The sought after Dee Edwards ‘(I Can) Deal With That’ has been a known favourite on the soul scene since the ‘90s, but this is the uncredited ‘Strings’ version which has a slightly different mix to the standard release – but also possesses marginally inferior audio quality than the original. This version again appeared on a limited Soul Brother 7” in 2016. McArthur and ‘It’s So Real’ from their only release on Mainstream Records subsidiary Brown Dog is a sweet male ballad which recently appeared in 2016 on a Soul Junction UK repress. And unknown to this writer, Jocelyn Brown ‘If I Can’t Have Your Love’ is a pretty obscure 1981 7” only cut from Posse Records from New York, who are also known for their early 80s rap releases. This puts Jocelyn in a genuine soul context for this Keith Barrow written number for a more subtle performance by the legendary vocalist.

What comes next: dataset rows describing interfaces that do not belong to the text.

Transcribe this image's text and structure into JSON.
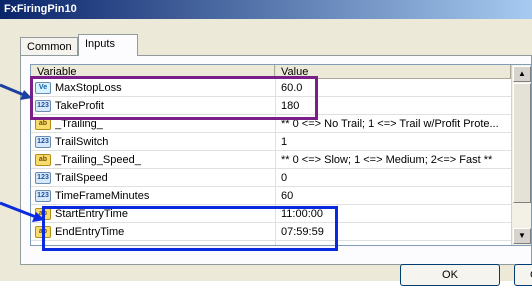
{
  "window": {
    "title": "FxFiringPin10"
  },
  "tabs": [
    {
      "label": "Common"
    },
    {
      "label": "Inputs"
    }
  ],
  "grid": {
    "headers": {
      "variable": "Variable",
      "value": "Value"
    },
    "rows": [
      {
        "icon": "Ve",
        "icon_name": "variable-icon",
        "variable": "MaxStopLoss",
        "value": "60.0"
      },
      {
        "icon": "123",
        "icon_name": "number-icon",
        "variable": "TakeProfit",
        "value": "180"
      },
      {
        "icon": "ab",
        "icon_name": "text-icon",
        "variable": "_Trailing_",
        "value": "** 0 <=> No Trail; 1 <=> Trail w/Profit Prote..."
      },
      {
        "icon": "123",
        "icon_name": "number-icon",
        "variable": "TrailSwitch",
        "value": "1"
      },
      {
        "icon": "ab",
        "icon_name": "text-icon",
        "variable": "_Trailing_Speed_",
        "value": "** 0 <=> Slow; 1 <=> Medium; 2<=> Fast **"
      },
      {
        "icon": "123",
        "icon_name": "number-icon",
        "variable": "TrailSpeed",
        "value": "0"
      },
      {
        "icon": "123",
        "icon_name": "number-icon",
        "variable": "TimeFrameMinutes",
        "value": "60"
      },
      {
        "icon": "ab",
        "icon_name": "text-icon",
        "variable": "StartEntryTime",
        "value": "11:00:00"
      },
      {
        "icon": "ab",
        "icon_name": "text-icon",
        "variable": "EndEntryTime",
        "value": "07:59:59"
      }
    ]
  },
  "buttons": {
    "ok": "OK",
    "cancel": "C"
  },
  "highlight_colors": {
    "purple": "#7a1f8a",
    "blue": "#0a2ae0"
  }
}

One time Spinners vocalist G.C. Cameron and his double negative insinuating ‘Love Just Ain’t No Fun’, was recorded in 1980 but first issued in 2014 on a Soul Brother 7” – but this is its first appearance since that release. Natural High ‘Trust In Me’, was also featured on a 2016 Soul Brother 7” as a B-Side to ‘I Think I’m Falling In Love With You’, both taken from their impressive debut and solitary 1979 album. The Impressions ‘We Go Back A Ways’ is taken from ‘Finally Got Myself Together’ (1973), and although it’s both a post-Curtis and Leroy Hutson Impressions track, it still manages to capture the essence of the Chicago group with this strong two-step groover. The Manhattans and their ultimatum offering ‘Give Him Up’ from their ‘With These Hands’ (1970) album on Deluxe from their pre-Columbia days, is one of my personal favourites here from the popular New Jersey group.
Aretha’s sister Carolyn Franklin’s ‘Sunshine Holiday‘ has been a known two-step preference for years and is taken from Carolyn’s fifth and final album ‘If You Want Me’ (1976). Pat Lundy and the bouncy ‘Let’s Get Down To Business’ from her 1976 album ‘The Lady Has Arrived’ is a nice inclusion, as is Margie Joseph ‘Ridin’ High’, taken from ‘Sweet Surrender’ (1974) with its deep strings, electric piano, sweet horns, background organ and warm flute touches. Aretha Franklin’s ‘Daydreaming’ is the most obvious track here plucked from one of Aretha’s strongest LPs, ‘Young, Gifted And Black’ (1972). Surprisingly, this was never issued on 7” – except in Peru! ‘I Want Sunday Back Again’ has Maxine Weldon recollecting about happier times and was featured on a US promo only 7” (1975) but more commonly from Maxine’s fourth solo album ‘Alone On My Own’ on Monument.
There isn’t a poor inclusion here on Wants Lists 4. And I appreciated that it is not just a compilation of very rare or ‘trending’ records because as we all know, a rare record is not always a great record, and around 50% of the tracks featured can be bought in their original vinyl form for under £25. I commonly find that many of the records that are slightly under the vinyl digging radar are more interesting than the rarities.